Rafik Hariri leaves office as the embodiment of Lebanese entrepreneurship. The middle-class young man from Sidon who made it in Saudi Arabia and returned to invest in the homeland. Pictures of him on his own Future TV, and the international visibility he helped give Lebanon, convinced many compatriots to return.
Many, however, left again; disillusioned by corruption, sectarianism and suffocating bureaucracy. The economy he leaves behind is less of a success story than the rags-to-riches story of its architect.
Visitors to Beirut cannot help notice how well dressed people are here. There is nothing in the Levant to match Lebanese affluence. At more than $4,000, Lebanon has the highest per capita income of any non-oil producing Arab country.
The Lebanese can thank Hariri for helping maintain their paper wealth. Tight monetary policy has brought inflation from more than 90 percent in 1992 to 5 percent estimated by the central bank this year.
The exchange rate has appreciated from around LLl,700 to LL1,500 to the dollar over the same period, making the Lebanese pound one of the few currencies to appreciate for so long against the U.S. currency.
He departs, however, leaving behind one of the highest, if not the highest, budget deficit and public debt in the world.
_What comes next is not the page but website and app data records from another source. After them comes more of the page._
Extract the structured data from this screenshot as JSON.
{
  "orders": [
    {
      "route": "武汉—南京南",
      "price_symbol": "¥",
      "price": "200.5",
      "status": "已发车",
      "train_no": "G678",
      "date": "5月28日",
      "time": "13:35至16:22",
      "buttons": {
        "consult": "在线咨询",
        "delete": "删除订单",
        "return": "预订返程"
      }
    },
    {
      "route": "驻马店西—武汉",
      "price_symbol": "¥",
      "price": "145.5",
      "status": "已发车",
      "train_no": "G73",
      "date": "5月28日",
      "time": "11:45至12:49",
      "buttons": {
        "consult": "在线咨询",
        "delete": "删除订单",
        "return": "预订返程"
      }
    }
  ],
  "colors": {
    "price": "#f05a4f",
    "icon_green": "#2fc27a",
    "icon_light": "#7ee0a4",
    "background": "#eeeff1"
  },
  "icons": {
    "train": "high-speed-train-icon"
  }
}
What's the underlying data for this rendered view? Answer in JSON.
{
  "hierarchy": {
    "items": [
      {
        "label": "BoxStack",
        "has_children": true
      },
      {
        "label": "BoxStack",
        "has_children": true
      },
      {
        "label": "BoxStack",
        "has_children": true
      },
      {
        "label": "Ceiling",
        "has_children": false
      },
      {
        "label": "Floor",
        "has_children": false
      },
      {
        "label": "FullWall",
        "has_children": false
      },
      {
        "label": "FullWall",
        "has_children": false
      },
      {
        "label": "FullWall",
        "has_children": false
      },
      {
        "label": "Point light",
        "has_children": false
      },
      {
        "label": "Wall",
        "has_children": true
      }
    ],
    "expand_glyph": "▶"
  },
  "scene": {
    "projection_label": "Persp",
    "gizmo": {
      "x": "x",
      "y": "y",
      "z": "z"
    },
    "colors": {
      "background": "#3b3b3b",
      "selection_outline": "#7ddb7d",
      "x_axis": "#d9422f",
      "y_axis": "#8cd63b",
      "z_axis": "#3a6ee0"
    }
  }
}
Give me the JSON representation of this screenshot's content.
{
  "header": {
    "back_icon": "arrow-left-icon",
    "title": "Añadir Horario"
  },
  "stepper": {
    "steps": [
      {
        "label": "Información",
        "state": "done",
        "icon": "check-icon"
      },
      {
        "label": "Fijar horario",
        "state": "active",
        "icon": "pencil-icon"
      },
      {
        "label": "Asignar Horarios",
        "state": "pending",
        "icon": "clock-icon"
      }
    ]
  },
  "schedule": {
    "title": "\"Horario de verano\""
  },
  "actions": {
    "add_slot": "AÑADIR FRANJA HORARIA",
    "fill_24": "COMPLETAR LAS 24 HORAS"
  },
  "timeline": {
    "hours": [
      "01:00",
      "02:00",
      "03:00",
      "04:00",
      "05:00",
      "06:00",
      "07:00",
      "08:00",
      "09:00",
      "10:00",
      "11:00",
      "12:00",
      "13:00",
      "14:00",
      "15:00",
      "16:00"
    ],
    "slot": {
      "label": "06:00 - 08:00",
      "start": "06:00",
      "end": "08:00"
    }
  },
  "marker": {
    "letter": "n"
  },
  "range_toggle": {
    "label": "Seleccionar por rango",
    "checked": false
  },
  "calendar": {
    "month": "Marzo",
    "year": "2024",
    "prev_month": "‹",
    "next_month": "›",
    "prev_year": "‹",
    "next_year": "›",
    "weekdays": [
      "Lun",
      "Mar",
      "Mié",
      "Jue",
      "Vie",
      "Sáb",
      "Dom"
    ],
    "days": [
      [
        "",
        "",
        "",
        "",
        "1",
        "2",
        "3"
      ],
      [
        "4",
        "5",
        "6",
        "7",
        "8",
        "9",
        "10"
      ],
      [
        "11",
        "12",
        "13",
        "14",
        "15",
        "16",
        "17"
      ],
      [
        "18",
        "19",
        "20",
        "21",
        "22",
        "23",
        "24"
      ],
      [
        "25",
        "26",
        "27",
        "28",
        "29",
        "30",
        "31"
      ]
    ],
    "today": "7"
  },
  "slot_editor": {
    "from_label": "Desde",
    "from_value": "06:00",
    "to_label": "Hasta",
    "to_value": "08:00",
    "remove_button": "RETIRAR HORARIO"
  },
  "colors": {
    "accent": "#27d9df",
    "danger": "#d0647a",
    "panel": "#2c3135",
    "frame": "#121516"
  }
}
The budget deficit is likely to reach 14 percent of GDP this year and the public debt rose from less than $5 billion in 1993 to $16.73 billion at the end of October.